### [What to produce]
From start to end, print the entire listing below exactly.

### [Records to process]
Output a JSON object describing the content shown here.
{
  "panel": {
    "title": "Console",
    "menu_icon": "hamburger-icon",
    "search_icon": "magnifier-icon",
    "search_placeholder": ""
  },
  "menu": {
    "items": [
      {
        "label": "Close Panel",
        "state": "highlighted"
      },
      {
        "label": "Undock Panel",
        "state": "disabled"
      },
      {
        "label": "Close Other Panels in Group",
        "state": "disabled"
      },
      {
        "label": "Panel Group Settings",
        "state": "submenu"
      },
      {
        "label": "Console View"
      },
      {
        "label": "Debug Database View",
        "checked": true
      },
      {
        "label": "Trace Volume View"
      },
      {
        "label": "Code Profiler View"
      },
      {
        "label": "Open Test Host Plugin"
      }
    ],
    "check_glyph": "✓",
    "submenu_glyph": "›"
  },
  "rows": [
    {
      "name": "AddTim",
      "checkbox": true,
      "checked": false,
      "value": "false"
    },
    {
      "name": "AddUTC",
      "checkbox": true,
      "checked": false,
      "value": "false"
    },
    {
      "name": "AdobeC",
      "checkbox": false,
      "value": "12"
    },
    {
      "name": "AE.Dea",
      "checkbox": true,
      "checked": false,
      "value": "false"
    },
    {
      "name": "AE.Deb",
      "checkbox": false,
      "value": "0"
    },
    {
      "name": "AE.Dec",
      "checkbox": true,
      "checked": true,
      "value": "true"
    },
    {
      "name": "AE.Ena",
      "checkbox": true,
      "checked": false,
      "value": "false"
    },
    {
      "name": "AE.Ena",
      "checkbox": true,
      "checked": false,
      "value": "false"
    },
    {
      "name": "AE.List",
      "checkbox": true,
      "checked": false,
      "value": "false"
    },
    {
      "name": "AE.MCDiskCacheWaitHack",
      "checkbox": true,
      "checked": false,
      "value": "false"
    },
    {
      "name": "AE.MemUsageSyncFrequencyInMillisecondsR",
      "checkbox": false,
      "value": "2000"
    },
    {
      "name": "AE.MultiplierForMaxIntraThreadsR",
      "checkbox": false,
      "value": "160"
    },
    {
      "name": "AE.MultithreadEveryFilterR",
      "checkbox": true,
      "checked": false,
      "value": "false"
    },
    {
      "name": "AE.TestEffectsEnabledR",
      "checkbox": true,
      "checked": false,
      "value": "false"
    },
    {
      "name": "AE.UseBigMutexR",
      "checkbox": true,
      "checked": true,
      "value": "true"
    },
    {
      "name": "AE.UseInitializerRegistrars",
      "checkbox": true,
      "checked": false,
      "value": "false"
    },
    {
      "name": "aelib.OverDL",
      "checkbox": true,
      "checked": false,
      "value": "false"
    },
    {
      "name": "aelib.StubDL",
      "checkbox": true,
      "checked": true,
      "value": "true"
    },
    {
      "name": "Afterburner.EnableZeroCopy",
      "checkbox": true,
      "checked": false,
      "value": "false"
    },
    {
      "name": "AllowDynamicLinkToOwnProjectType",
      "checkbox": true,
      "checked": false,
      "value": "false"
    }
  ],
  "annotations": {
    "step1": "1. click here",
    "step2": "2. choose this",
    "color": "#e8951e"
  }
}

### [Answer below]
Output a JSON object describing the content shown here.
{
  "panel": {
    "title": "Console",
    "menu_icon": "hamburger-icon",
    "search_icon": "magnifier-icon",
    "search_placeholder": ""
  },
  "menu": {
    "items": [
      {
        "label": "Close Panel",
        "state": "highlighted"
      },
      {
        "label": "Undock Panel",
        "state": "disabled"
      },
      {
        "label": "Close Other Panels in Group",
        "state": "disabled"
      },
      {
        "label": "Panel Group Settings",
        "state": "submenu"
      },
      {
        "label": "Console View"
      },
      {
        "label": "Debug Database View",
        "checked": true
      },
      {
        "label": "Trace Volume View"
      },
      {
        "label": "Code Profiler View"
      },
      {
        "label": "Open Test Host Plugin"
      }
    ],
    "check_glyph": "✓",
    "submenu_glyph": "›"
  },
  "rows": [
    {
      "name": "AddTim",
      "checkbox": true,
      "checked": false,
      "value": "false"
    },
    {
      "name": "AddUTC",
      "checkbox": true,
      "checked": false,
      "value": "false"
    },
    {
      "name": "AdobeC",
      "checkbox": false,
      "value": "12"
    },
    {
      "name": "AE.Dea",
      "checkbox": true,
      "checked": false,
      "value": "false"
    },
    {
      "name": "AE.Deb",
      "checkbox": false,
      "value": "0"
    },
    {
      "name": "AE.Dec",
      "checkbox": true,
      "checked": true,
      "value": "true"
    },
    {
      "name": "AE.Ena",
      "checkbox": true,
      "checked": false,
      "value": "false"
    },
    {
      "name": "AE.Ena",
      "checkbox": true,
      "checked": false,
      "value": "false"
    },
    {
      "name": "AE.List",
      "checkbox": true,
      "checked": false,
      "value": "false"
    },
    {
      "name": "AE.MCDiskCacheWaitHack",
      "checkbox": true,
      "checked": false,
      "value": "false"
    },
    {
      "name": "AE.MemUsageSyncFrequencyInMillisecondsR",
      "checkbox": false,
      "value": "2000"
    },
    {
      "name": "AE.MultiplierForMaxIntraThreadsR",
      "checkbox": false,
      "value": "160"
    },
    {
      "name": "AE.MultithreadEveryFilterR",
      "checkbox": true,
      "checked": false,
      "value": "false"
    },
    {
      "name": "AE.TestEffectsEnabledR",
      "checkbox": true,
      "checked": false,
      "value": "false"
    },
    {
      "name": "AE.UseBigMutexR",
      "checkbox": true,
      "checked": true,
      "value": "true"
    },
    {
      "name": "AE.UseInitializerRegistrars",
      "checkbox": true,
      "checked": false,
      "value": "false"
    },
    {
      "name": "aelib.OverDL",
      "checkbox": true,
      "checked": false,
      "value": "false"
    },
    {
      "name": "aelib.StubDL",
      "checkbox": true,
      "checked": true,
      "value": "true"
    },
    {
      "name": "Afterburner.EnableZeroCopy",
      "checkbox": true,
      "checked": false,
      "value": "false"
    },
    {
      "name": "AllowDynamicLinkToOwnProjectType",
      "checkbox": true,
      "checked": false,
      "value": "false"
    }
  ],
  "annotations": {
    "step1": "1. click here",
    "step2": "2. choose this",
    "color": "#e8951e"
  }
}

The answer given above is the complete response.